● **PROVIDED RECORDS**:
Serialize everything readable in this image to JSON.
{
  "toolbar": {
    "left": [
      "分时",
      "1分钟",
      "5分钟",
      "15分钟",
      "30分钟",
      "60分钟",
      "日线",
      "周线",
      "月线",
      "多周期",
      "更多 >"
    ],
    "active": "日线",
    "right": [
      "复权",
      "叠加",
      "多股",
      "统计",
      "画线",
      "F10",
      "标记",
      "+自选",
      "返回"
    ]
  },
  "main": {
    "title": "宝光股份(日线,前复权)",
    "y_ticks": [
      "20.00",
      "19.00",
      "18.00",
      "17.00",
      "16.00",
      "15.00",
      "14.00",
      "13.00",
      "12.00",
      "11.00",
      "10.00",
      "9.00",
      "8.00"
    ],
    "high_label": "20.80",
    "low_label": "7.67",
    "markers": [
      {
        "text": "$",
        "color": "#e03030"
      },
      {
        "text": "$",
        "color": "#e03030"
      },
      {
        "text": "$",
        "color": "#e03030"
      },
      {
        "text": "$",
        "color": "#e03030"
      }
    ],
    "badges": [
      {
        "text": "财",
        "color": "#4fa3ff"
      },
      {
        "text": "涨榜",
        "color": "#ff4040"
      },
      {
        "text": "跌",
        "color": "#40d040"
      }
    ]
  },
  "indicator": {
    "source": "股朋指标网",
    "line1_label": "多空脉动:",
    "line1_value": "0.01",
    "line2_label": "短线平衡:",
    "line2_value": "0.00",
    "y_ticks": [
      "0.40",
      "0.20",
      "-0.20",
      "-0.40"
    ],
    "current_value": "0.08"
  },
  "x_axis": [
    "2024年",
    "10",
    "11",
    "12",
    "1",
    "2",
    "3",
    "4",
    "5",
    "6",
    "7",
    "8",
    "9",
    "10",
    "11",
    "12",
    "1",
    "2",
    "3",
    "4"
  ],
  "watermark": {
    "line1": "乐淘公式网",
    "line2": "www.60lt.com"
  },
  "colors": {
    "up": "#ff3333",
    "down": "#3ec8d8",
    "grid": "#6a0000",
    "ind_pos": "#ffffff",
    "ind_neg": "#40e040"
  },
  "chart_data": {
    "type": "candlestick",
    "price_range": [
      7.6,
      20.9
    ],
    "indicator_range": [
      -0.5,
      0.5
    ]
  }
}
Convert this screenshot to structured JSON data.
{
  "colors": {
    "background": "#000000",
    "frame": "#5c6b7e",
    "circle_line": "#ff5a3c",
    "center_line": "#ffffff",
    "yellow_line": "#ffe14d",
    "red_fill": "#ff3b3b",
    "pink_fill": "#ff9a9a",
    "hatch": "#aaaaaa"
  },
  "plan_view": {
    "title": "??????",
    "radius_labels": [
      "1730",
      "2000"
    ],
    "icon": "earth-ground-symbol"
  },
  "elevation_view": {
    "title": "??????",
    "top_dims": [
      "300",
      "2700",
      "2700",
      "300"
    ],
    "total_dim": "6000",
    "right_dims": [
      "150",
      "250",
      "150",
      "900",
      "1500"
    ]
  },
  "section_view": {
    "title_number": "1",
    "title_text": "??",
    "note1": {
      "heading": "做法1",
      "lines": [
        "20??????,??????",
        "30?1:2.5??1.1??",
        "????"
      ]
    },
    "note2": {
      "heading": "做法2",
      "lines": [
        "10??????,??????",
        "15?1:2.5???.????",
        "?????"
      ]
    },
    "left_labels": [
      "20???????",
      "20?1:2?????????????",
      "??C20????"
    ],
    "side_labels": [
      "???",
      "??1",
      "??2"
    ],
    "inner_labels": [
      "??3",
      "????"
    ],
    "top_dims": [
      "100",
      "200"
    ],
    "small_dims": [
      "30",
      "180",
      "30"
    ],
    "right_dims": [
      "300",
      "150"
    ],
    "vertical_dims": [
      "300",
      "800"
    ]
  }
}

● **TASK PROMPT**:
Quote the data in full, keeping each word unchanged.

● **RESULT OF THE EXERCISE**:
Serialize everything readable in this image to JSON.
{
  "toolbar": {
    "left": [
      "分时",
      "1分钟",
      "5分钟",
      "15分钟",
      "30分钟",
      "60分钟",
      "日线",
      "周线",
      "月线",
      "多周期",
      "更多 >"
    ],
    "active": "日线",
    "right": [
      "复权",
      "叠加",
      "多股",
      "统计",
      "画线",
      "F10",
      "标记",
      "+自选",
      "返回"
    ]
  },
  "main": {
    "title": "宝光股份(日线,前复权)",
    "y_ticks": [
      "20.00",
      "19.00",
      "18.00",
      "17.00",
      "16.00",
      "15.00",
      "14.00",
      "13.00",
      "12.00",
      "11.00",
      "10.00",
      "9.00",
      "8.00"
    ],
    "high_label": "20.80",
    "low_label": "7.67",
    "markers": [
      {
        "text": "$",
        "color": "#e03030"
      },
      {
        "text": "$",
        "color": "#e03030"
      },
      {
        "text": "$",
        "color": "#e03030"
      },
      {
        "text": "$",
        "color": "#e03030"
      }
    ],
    "badges": [
      {
        "text": "财",
        "color": "#4fa3ff"
      },
      {
        "text": "涨榜",
        "color": "#ff4040"
      },
      {
        "text": "跌",
        "color": "#40d040"
      }
    ]
  },
  "indicator": {
    "source": "股朋指标网",
    "line1_label": "多空脉动:",
    "line1_value": "0.01",
    "line2_label": "短线平衡:",
    "line2_value": "0.00",
    "y_ticks": [
      "0.40",
      "0.20",
      "-0.20",
      "-0.40"
    ],
    "current_value": "0.08"
  },
  "x_axis": [
    "2024年",
    "10",
    "11",
    "12",
    "1",
    "2",
    "3",
    "4",
    "5",
    "6",
    "7",
    "8",
    "9",
    "10",
    "11",
    "12",
    "1",
    "2",
    "3",
    "4"
  ],
  "watermark": {
    "line1": "乐淘公式网",
    "line2": "www.60lt.com"
  },
  "colors": {
    "up": "#ff3333",
    "down": "#3ec8d8",
    "grid": "#6a0000",
    "ind_pos": "#ffffff",
    "ind_neg": "#40e040"
  },
  "chart_data": {
    "type": "candlestick",
    "price_range": [
      7.6,
      20.9
    ],
    "indicator_range": [
      -0.5,
      0.5
    ]
  }
}
Convert this screenshot to structured JSON data.
{
  "colors": {
    "background": "#000000",
    "frame": "#5c6b7e",
    "circle_line": "#ff5a3c",
    "center_line": "#ffffff",
    "yellow_line": "#ffe14d",
    "red_fill": "#ff3b3b",
    "pink_fill": "#ff9a9a",
    "hatch": "#aaaaaa"
  },
  "plan_view": {
    "title": "??????",
    "radius_labels": [
      "1730",
      "2000"
    ],
    "icon": "earth-ground-symbol"
  },
  "elevation_view": {
    "title": "??????",
    "top_dims": [
      "300",
      "2700",
      "2700",
      "300"
    ],
    "total_dim": "6000",
    "right_dims": [
      "150",
      "250",
      "150",
      "900",
      "1500"
    ]
  },
  "section_view": {
    "title_number": "1",
    "title_text": "??",
    "note1": {
      "heading": "做法1",
      "lines": [
        "20??????,??????",
        "30?1:2.5??1.1??",
        "????"
      ]
    },
    "note2": {
      "heading": "做法2",
      "lines": [
        "10??????,??????",
        "15?1:2.5???.????",
        "?????"
      ]
    },
    "left_labels": [
      "20???????",
      "20?1:2?????????????",
      "??C20????"
    ],
    "side_labels": [
      "???",
      "??1",
      "??2"
    ],
    "inner_labels": [
      "??3",
      "????"
    ],
    "top_dims": [
      "100",
      "200"
    ],
    "small_dims": [
      "30",
      "180",
      "30"
    ],
    "right_dims": [
      "300",
      "150"
    ],
    "vertical_dims": [
      "300",
      "800"
    ]
  }
}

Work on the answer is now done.